##### Records supplied
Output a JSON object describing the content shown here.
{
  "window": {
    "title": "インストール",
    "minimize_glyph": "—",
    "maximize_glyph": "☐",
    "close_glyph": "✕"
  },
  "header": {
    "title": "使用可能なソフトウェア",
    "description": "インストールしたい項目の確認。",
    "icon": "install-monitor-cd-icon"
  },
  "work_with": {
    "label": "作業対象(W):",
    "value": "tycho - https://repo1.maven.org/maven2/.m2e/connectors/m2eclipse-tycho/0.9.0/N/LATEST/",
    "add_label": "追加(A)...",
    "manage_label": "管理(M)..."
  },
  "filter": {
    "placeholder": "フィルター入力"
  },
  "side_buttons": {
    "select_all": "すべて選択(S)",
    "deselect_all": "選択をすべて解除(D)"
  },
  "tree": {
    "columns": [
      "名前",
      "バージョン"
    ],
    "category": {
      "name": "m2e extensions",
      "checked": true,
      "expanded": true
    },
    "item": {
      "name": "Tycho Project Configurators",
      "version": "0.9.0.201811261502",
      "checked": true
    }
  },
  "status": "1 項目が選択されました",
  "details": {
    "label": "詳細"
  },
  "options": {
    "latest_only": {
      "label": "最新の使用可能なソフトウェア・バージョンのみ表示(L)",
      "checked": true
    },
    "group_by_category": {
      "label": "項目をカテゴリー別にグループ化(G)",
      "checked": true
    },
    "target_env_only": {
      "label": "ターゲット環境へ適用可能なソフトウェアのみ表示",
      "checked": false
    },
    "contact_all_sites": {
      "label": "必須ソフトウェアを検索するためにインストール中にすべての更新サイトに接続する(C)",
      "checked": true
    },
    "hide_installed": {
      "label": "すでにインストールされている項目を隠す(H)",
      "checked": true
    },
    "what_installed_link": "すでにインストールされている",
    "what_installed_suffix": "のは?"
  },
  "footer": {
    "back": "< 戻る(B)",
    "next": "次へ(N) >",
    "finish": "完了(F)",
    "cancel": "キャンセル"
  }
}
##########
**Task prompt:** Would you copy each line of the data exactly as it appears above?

**Written answer:**
Output a JSON object describing the content shown here.
{
  "window": {
    "title": "インストール",
    "minimize_glyph": "—",
    "maximize_glyph": "☐",
    "close_glyph": "✕"
  },
  "header": {
    "title": "使用可能なソフトウェア",
    "description": "インストールしたい項目の確認。",
    "icon": "install-monitor-cd-icon"
  },
  "work_with": {
    "label": "作業対象(W):",
    "value": "tycho - https://repo1.maven.org/maven2/.m2e/connectors/m2eclipse-tycho/0.9.0/N/LATEST/",
    "add_label": "追加(A)...",
    "manage_label": "管理(M)..."
  },
  "filter": {
    "placeholder": "フィルター入力"
  },
  "side_buttons": {
    "select_all": "すべて選択(S)",
    "deselect_all": "選択をすべて解除(D)"
  },
  "tree": {
    "columns": [
      "名前",
      "バージョン"
    ],
    "category": {
      "name": "m2e extensions",
      "checked": true,
      "expanded": true
    },
    "item": {
      "name": "Tycho Project Configurators",
      "version": "0.9.0.201811261502",
      "checked": true
    }
  },
  "status": "1 項目が選択されました",
  "details": {
    "label": "詳細"
  },
  "options": {
    "latest_only": {
      "label": "最新の使用可能なソフトウェア・バージョンのみ表示(L)",
      "checked": true
    },
    "group_by_category": {
      "label": "項目をカテゴリー別にグループ化(G)",
      "checked": true
    },
    "target_env_only": {
      "label": "ターゲット環境へ適用可能なソフトウェアのみ表示",
      "checked": false
    },
    "contact_all_sites": {
      "label": "必須ソフトウェアを検索するためにインストール中にすべての更新サイトに接続する(C)",
      "checked": true
    },
    "hide_installed": {
      "label": "すでにインストールされている項目を隠す(H)",
      "checked": true
    },
    "what_installed_link": "すでにインストールされている",
    "what_installed_suffix": "のは?"
  },
  "footer": {
    "back": "< 戻る(B)",
    "next": "次へ(N) >",
    "finish": "完了(F)",
    "cancel": "キャンセル"
  }
}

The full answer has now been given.